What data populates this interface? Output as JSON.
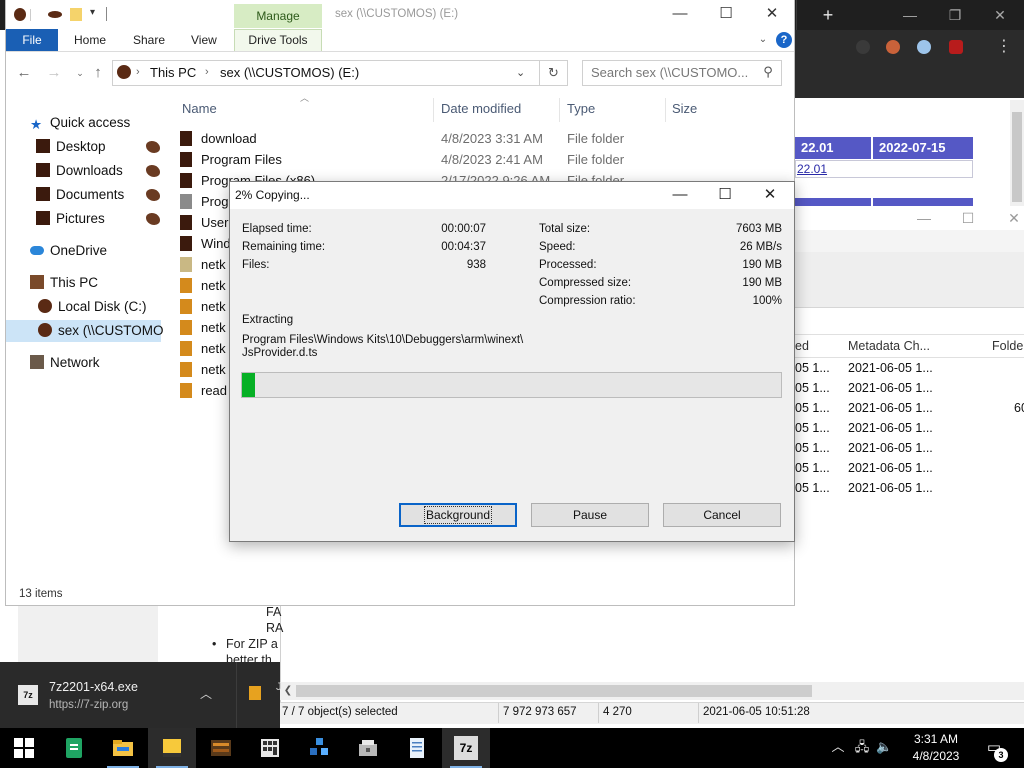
{
  "explorer": {
    "title": "sex (\\\\CUSTOMOS) (E:)",
    "manage_tab": "Manage",
    "ribbon": {
      "file": "File",
      "home": "Home",
      "share": "Share",
      "view": "View",
      "drive_tools": "Drive Tools"
    },
    "address": {
      "part1": "This PC",
      "part2": "sex (\\\\CUSTOMOS) (E:)"
    },
    "search_placeholder": "Search sex (\\\\CUSTOMO...",
    "nav": {
      "quick_access": "Quick access",
      "desktop": "Desktop",
      "downloads": "Downloads",
      "documents": "Documents",
      "pictures": "Pictures",
      "onedrive": "OneDrive",
      "this_pc": "This PC",
      "local_disk": "Local Disk (C:)",
      "sex_drive": "sex (\\\\CUSTOMO",
      "network": "Network"
    },
    "columns": {
      "name": "Name",
      "date": "Date modified",
      "type": "Type",
      "size": "Size"
    },
    "files": [
      {
        "name": "download",
        "date": "4/8/2023 3:31 AM",
        "type": "File folder"
      },
      {
        "name": "Program Files",
        "date": "4/8/2023 2:41 AM",
        "type": "File folder"
      },
      {
        "name": "Program Files (x86)",
        "date": "2/17/2022 9:26 AM",
        "type": "File folder"
      },
      {
        "name": "Prog"
      },
      {
        "name": "User"
      },
      {
        "name": "Wind"
      },
      {
        "name": "netk"
      },
      {
        "name": "netk"
      },
      {
        "name": "netk"
      },
      {
        "name": "netk"
      },
      {
        "name": "netk"
      },
      {
        "name": "netk"
      },
      {
        "name": "read"
      }
    ],
    "status": "13 items"
  },
  "dialog": {
    "title": "2% Copying...",
    "elapsed_label": "Elapsed time:",
    "elapsed_value": "00:00:07",
    "remaining_label": "Remaining time:",
    "remaining_value": "00:04:37",
    "files_label": "Files:",
    "files_value": "938",
    "total_label": "Total size:",
    "total_value": "7603 MB",
    "speed_label": "Speed:",
    "speed_value": "26 MB/s",
    "processed_label": "Processed:",
    "processed_value": "190 MB",
    "compressed_label": "Compressed size:",
    "compressed_value": "190 MB",
    "ratio_label": "Compression ratio:",
    "ratio_value": "100%",
    "operation": "Extracting",
    "path_line1": "Program Files\\Windows Kits\\10\\Debuggers\\arm\\winext\\",
    "path_line2": "JsProvider.d.ts",
    "progress": 0.025,
    "progress_color": "#06b025",
    "buttons": {
      "background": "Background",
      "pause": "Pause",
      "cancel": "Cancel"
    }
  },
  "sevenzip": {
    "columns": {
      "modified": "ed",
      "metadata": "Metadata Ch...",
      "folders": "Folde"
    },
    "rows": [
      {
        "modified": "05 1...",
        "metadata": "2021-06-05 1...",
        "folders": ""
      },
      {
        "modified": "05 1...",
        "metadata": "2021-06-05 1...",
        "folders": ""
      },
      {
        "modified": "05 1...",
        "metadata": "2021-06-05 1...",
        "folders": "60"
      },
      {
        "modified": "05 1...",
        "metadata": "2021-06-05 1...",
        "folders": ""
      },
      {
        "modified": "05 1...",
        "metadata": "2021-06-05 1...",
        "folders": ""
      },
      {
        "modified": "05 1...",
        "metadata": "2021-06-05 1...",
        "folders": ""
      },
      {
        "modified": "05 1...",
        "metadata": "2021-06-05 1...",
        "folders": ""
      }
    ],
    "status": {
      "selected": "7 / 7 object(s) selected",
      "size": "7 972 973 657",
      "count": "4 270",
      "date": "2021-06-05 10:51:28"
    }
  },
  "webpage": {
    "header_version": "22.01",
    "header_date": "2022-07-15",
    "link": "22.01",
    "text_fa": "FA",
    "text_ra": "RA",
    "bullet": "For ZIP a",
    "text_better": "better th"
  },
  "download": {
    "filename": "7z2201-x64.exe",
    "url": "https://7-zip.org",
    "icon_text": "7z",
    "item2_letter": "J"
  },
  "taskbar": {
    "time": "3:31 AM",
    "date": "4/8/2023",
    "notifications": "3",
    "sevenzip_label": "7z"
  }
}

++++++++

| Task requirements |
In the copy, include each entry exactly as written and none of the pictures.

| Exercise answer |
What data populates this interface? Output as JSON.
{
  "explorer": {
    "title": "sex (\\\\CUSTOMOS) (E:)",
    "manage_tab": "Manage",
    "ribbon": {
      "file": "File",
      "home": "Home",
      "share": "Share",
      "view": "View",
      "drive_tools": "Drive Tools"
    },
    "address": {
      "part1": "This PC",
      "part2": "sex (\\\\CUSTOMOS) (E:)"
    },
    "search_placeholder": "Search sex (\\\\CUSTOMO...",
    "nav": {
      "quick_access": "Quick access",
      "desktop": "Desktop",
      "downloads": "Downloads",
      "documents": "Documents",
      "pictures": "Pictures",
      "onedrive": "OneDrive",
      "this_pc": "This PC",
      "local_disk": "Local Disk (C:)",
      "sex_drive": "sex (\\\\CUSTOMO",
      "network": "Network"
    },
    "columns": {
      "name": "Name",
      "date": "Date modified",
      "type": "Type",
      "size": "Size"
    },
    "files": [
      {
        "name": "download",
        "date": "4/8/2023 3:31 AM",
        "type": "File folder"
      },
      {
        "name": "Program Files",
        "date": "4/8/2023 2:41 AM",
        "type": "File folder"
      },
      {
        "name": "Program Files (x86)",
        "date": "2/17/2022 9:26 AM",
        "type": "File folder"
      },
      {
        "name": "Prog"
      },
      {
        "name": "User"
      },
      {
        "name": "Wind"
      },
      {
        "name": "netk"
      },
      {
        "name": "netk"
      },
      {
        "name": "netk"
      },
      {
        "name": "netk"
      },
      {
        "name": "netk"
      },
      {
        "name": "netk"
      },
      {
        "name": "read"
      }
    ],
    "status": "13 items"
  },
  "dialog": {
    "title": "2% Copying...",
    "elapsed_label": "Elapsed time:",
    "elapsed_value": "00:00:07",
    "remaining_label": "Remaining time:",
    "remaining_value": "00:04:37",
    "files_label": "Files:",
    "files_value": "938",
    "total_label": "Total size:",
    "total_value": "7603 MB",
    "speed_label": "Speed:",
    "speed_value": "26 MB/s",
    "processed_label": "Processed:",
    "processed_value": "190 MB",
    "compressed_label": "Compressed size:",
    "compressed_value": "190 MB",
    "ratio_label": "Compression ratio:",
    "ratio_value": "100%",
    "operation": "Extracting",
    "path_line1": "Program Files\\Windows Kits\\10\\Debuggers\\arm\\winext\\",
    "path_line2": "JsProvider.d.ts",
    "progress": 0.025,
    "progress_color": "#06b025",
    "buttons": {
      "background": "Background",
      "pause": "Pause",
      "cancel": "Cancel"
    }
  },
  "sevenzip": {
    "columns": {
      "modified": "ed",
      "metadata": "Metadata Ch...",
      "folders": "Folde"
    },
    "rows": [
      {
        "modified": "05 1...",
        "metadata": "2021-06-05 1...",
        "folders": ""
      },
      {
        "modified": "05 1...",
        "metadata": "2021-06-05 1...",
        "folders": ""
      },
      {
        "modified": "05 1...",
        "metadata": "2021-06-05 1...",
        "folders": "60"
      },
      {
        "modified": "05 1...",
        "metadata": "2021-06-05 1...",
        "folders": ""
      },
      {
        "modified": "05 1...",
        "metadata": "2021-06-05 1...",
        "folders": ""
      },
      {
        "modified": "05 1...",
        "metadata": "2021-06-05 1...",
        "folders": ""
      },
      {
        "modified": "05 1...",
        "metadata": "2021-06-05 1...",
        "folders": ""
      }
    ],
    "status": {
      "selected": "7 / 7 object(s) selected",
      "size": "7 972 973 657",
      "count": "4 270",
      "date": "2021-06-05 10:51:28"
    }
  },
  "webpage": {
    "header_version": "22.01",
    "header_date": "2022-07-15",
    "link": "22.01",
    "text_fa": "FA",
    "text_ra": "RA",
    "bullet": "For ZIP a",
    "text_better": "better th"
  },
  "download": {
    "filename": "7z2201-x64.exe",
    "url": "https://7-zip.org",
    "icon_text": "7z",
    "item2_letter": "J"
  },
  "taskbar": {
    "time": "3:31 AM",
    "date": "4/8/2023",
    "notifications": "3",
    "sevenzip_label": "7z"
  }
}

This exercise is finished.